Data about app and page elements:
==*==

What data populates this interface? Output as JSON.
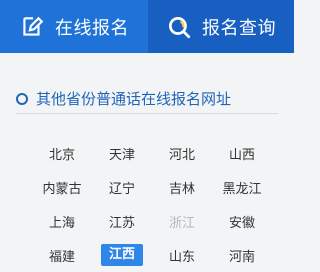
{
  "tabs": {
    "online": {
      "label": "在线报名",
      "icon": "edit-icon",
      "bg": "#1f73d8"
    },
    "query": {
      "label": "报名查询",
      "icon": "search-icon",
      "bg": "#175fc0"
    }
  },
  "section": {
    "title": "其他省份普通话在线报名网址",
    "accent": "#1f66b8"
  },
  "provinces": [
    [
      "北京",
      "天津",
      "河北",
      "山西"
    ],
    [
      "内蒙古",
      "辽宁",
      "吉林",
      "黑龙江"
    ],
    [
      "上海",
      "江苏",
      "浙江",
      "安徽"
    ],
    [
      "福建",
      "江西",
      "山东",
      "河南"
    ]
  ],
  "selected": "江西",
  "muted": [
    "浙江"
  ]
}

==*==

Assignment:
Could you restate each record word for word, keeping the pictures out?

Response to this task:
What data populates this interface? Output as JSON.
{
  "tabs": {
    "online": {
      "label": "在线报名",
      "icon": "edit-icon",
      "bg": "#1f73d8"
    },
    "query": {
      "label": "报名查询",
      "icon": "search-icon",
      "bg": "#175fc0"
    }
  },
  "section": {
    "title": "其他省份普通话在线报名网址",
    "accent": "#1f66b8"
  },
  "provinces": [
    [
      "北京",
      "天津",
      "河北",
      "山西"
    ],
    [
      "内蒙古",
      "辽宁",
      "吉林",
      "黑龙江"
    ],
    [
      "上海",
      "江苏",
      "浙江",
      "安徽"
    ],
    [
      "福建",
      "江西",
      "山东",
      "河南"
    ]
  ],
  "selected": "江西",
  "muted": [
    "浙江"
  ]
}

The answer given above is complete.